Whilst we're already progressing away from the restrictions of the kiosk, we're still stuck in the browser. One direction to go to from here would be to move laterally, inside the network, to other machines. For example many routers come with a webpanel, but how do we access it?


This is where my kiosk tooling comes into play. With HTML, and JavaScript it's trivial to make a tool that allows us to redirect our browser to any wanted address. If we know a router is on address, and the webpanel is on port 80, we can simply redirect ourselves into

There's a slight problem though. How do we know which hosts exist in the network, what are their addresses, and what ports are open?

Statistics on Ports

Much of my knowledge regarding the following chapter came from this blog. I highly recommend reading it, in it the author Nikolai Tschacher goes deep into the statistics and different methods of scanning open ports.

The extremely basic rundown of the method goes as follows:
We request a resource with JavaScript, for example using Image.src, and we clock how much time the operation takes. The port 80 will respond to this request likely with an HTTP response 404. This is fast. But the port 81, when closed, will only produce us an error.This is slow.

It is so much slower infact, that it's easy to tell which ports are open, and which ones are not. If the clocked time is below 100's of milliseconds, it is likely that the port is open. Or if the timing is above 1000's, we can assume a port is closed.
To be sure, we can use the ratio of known closed ports to the ports we want to test.

I was going to use Image.src and it's .onerror function to map out these timings, but this is asynchronous. When fired through a for-loop, the timings would increase lineary throughout the ports. All of the timers start simultaniosly, while the errors come one after another. This means the results were all WHACK. This is illustrated in the image above. I tried recursion to fix this issue of rising latency, but surprisingly,

It didn't work. Well, somewhat, but not enough.

So instead, we use fetch(), and wait for each function call to finish. It turned out to be much simpler.

Statistics on Hosts

Yeah yeah, ports this and that, but what use is it if we don't know the addresses the of devices?

I gotchu bro, I gotchu.

While writing the Port Scanner, I noticed something interesting. As we need to have one closed port to test the timings against, I started to think, how can we make sure a port is in fact closed?
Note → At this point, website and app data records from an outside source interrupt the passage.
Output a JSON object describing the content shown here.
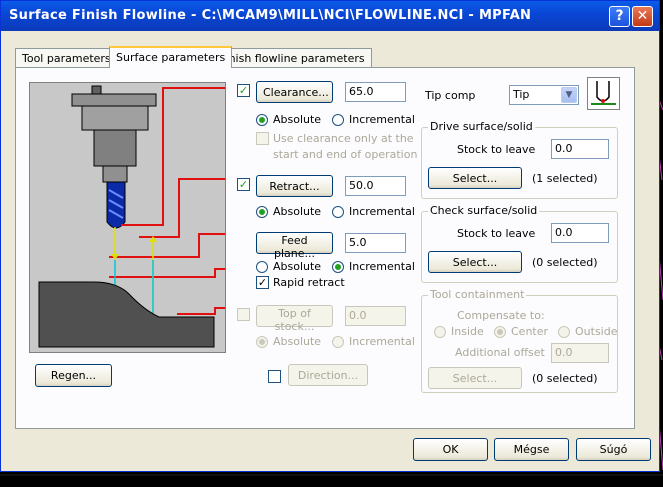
{
  "window": {
    "title": "Surface Finish Flowline - C:\\MCAM9\\MILL\\NCI\\FLOWLINE.NCI - MPFAN",
    "help_icon": "question-icon",
    "close_icon": "close-icon"
  },
  "tabs": [
    {
      "label": "Tool parameters",
      "active": false
    },
    {
      "label": "Surface parameters",
      "active": true
    },
    {
      "label": "Finish flowline parameters",
      "active": false
    }
  ],
  "clearance": {
    "checked": true,
    "button": "Clearance...",
    "value": "65.0",
    "absolute": "Absolute",
    "incremental": "Incremental",
    "mode": "absolute",
    "use_only_line1": "Use clearance only at the",
    "use_only_line2": "start and end of operation"
  },
  "retract": {
    "checked": true,
    "button": "Retract...",
    "value": "50.0",
    "absolute": "Absolute",
    "incremental": "Incremental",
    "mode": "absolute"
  },
  "feed_plane": {
    "button": "Feed plane...",
    "value": "5.0",
    "absolute": "Absolute",
    "incremental": "Incremental",
    "mode": "incremental",
    "rapid_retract_label": "Rapid retract",
    "rapid_retract_checked": true
  },
  "top_of_stock": {
    "checked": false,
    "button": "Top of stock...",
    "value": "0.0",
    "absolute": "Absolute",
    "incremental": "Incremental",
    "mode": "absolute"
  },
  "direction": {
    "checked": false,
    "button": "Direction..."
  },
  "tip_comp": {
    "label": "Tip comp",
    "selected": "Tip",
    "icon": "tool-tip-icon"
  },
  "drive_surface": {
    "title": "Drive surface/solid",
    "stock_label": "Stock to leave",
    "stock_value": "0.0",
    "select_button": "Select...",
    "selected_text": "(1  selected)"
  },
  "check_surface": {
    "title": "Check surface/solid",
    "stock_label": "Stock to leave",
    "stock_value": "0.0",
    "select_button": "Select...",
    "selected_text": "(0  selected)"
  },
  "tool_containment": {
    "title": "Tool containment",
    "compensate_label": "Compensate to:",
    "inside": "Inside",
    "center": "Center",
    "outside": "Outside",
    "mode": "center",
    "offset_label": "Additional offset",
    "offset_value": "0.0",
    "select_button": "Select...",
    "selected_text": "(0  selected)"
  },
  "regen_button": "Regen...",
  "footer": {
    "ok": "OK",
    "cancel": "Mégse",
    "help": "Súgó"
  },
  "colors": {
    "title_blue": "#0a47d6",
    "diagram_bg": "#c8c8c8",
    "height_line_red": "#e01010",
    "tool_blue": "#0a2aa8",
    "arrow_yellow": "#e0e000",
    "arrow_cyan": "#00c8e0"
  }
}
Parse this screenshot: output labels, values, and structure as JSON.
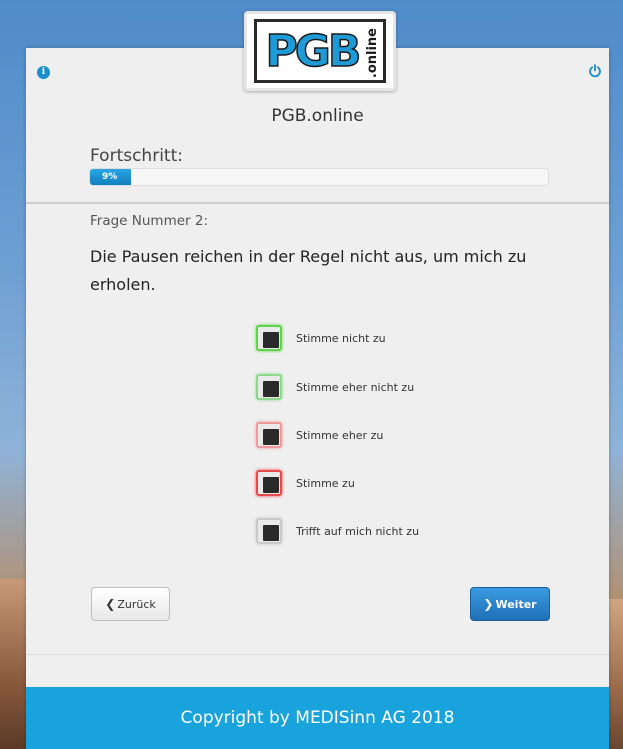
{
  "app": {
    "title": "PGB.online"
  },
  "logo": {
    "text": "PGB",
    "subtext": ".online"
  },
  "progress": {
    "label": "Fortschritt:",
    "value_text": "9%",
    "value": 0.09
  },
  "question": {
    "number_label": "Frage Nummer 2:",
    "text": "Die Pausen reichen in der Regel nicht aus, um mich zu erholen."
  },
  "options": [
    {
      "label": "Stimme nicht zu",
      "color": "#5fd34a"
    },
    {
      "label": "Stimme eher nicht zu",
      "color": "#8fd88a"
    },
    {
      "label": "Stimme eher zu",
      "color": "#ef9a9a"
    },
    {
      "label": "Stimme zu",
      "color": "#e84a4a"
    },
    {
      "label": "Trifft auf mich nicht zu",
      "color": "#c9c9c9"
    }
  ],
  "nav": {
    "back_label": "Zurück",
    "next_label": "Weiter"
  },
  "footer": {
    "copyright": "Copyright by MEDISinn AG 2018"
  },
  "colors": {
    "accent": "#19a3dd",
    "button_primary": "#1f6fb7"
  }
}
Surely, we can just give an arbitary address to a host we know doesn't exist in the Network, this way it can't hit an open port.

From the image above you can see, that the time it takes for it to error out shot through the roof. The ratio between a host that exists, with a port that is closed, to a host that doesn't exist at all is 10x!

With a closed port the machine drops the request, be it right protocol or not. 'This port is closed, you're not allowed to send anything there.' This is fast.
But if there is no Computer, no Server, no Router behind the address to receive the connection, it will time out. This is slow.

With this technique, it is possible to do Host Detection in a LAN setting. We can give an IP range, like, and go through all of the addresses with an arbitary port number. Then we compare the timing again to a known address, for an assumed closed port (localhost:60666). If the ratio is, say, above 8x we determine the address / host to be offline.

Usecases, future

I've written simple tooling utilizing these techniques. They can be found from
In there we've collected a set of tools to aid in Kiosk-mode pentests. The toolset is expanding, and if you wish to see something in it, don't hesitate to either hit me up or make a pull request to the repo!

Whilst writing the tooling, a thought came to my mind.
Could we not use these techniques to map out LAN-networks across the globe? In theory if someone were to make a website, that had these tools built in and trigger at refresh, they could collect statistical data on the site users network. What hosts are there, and what ports do they have open? I think in the future this is something that would be cool to demo out.

What do you think? Would this be cool to see?

Thanks for reading, and I hope you learned something!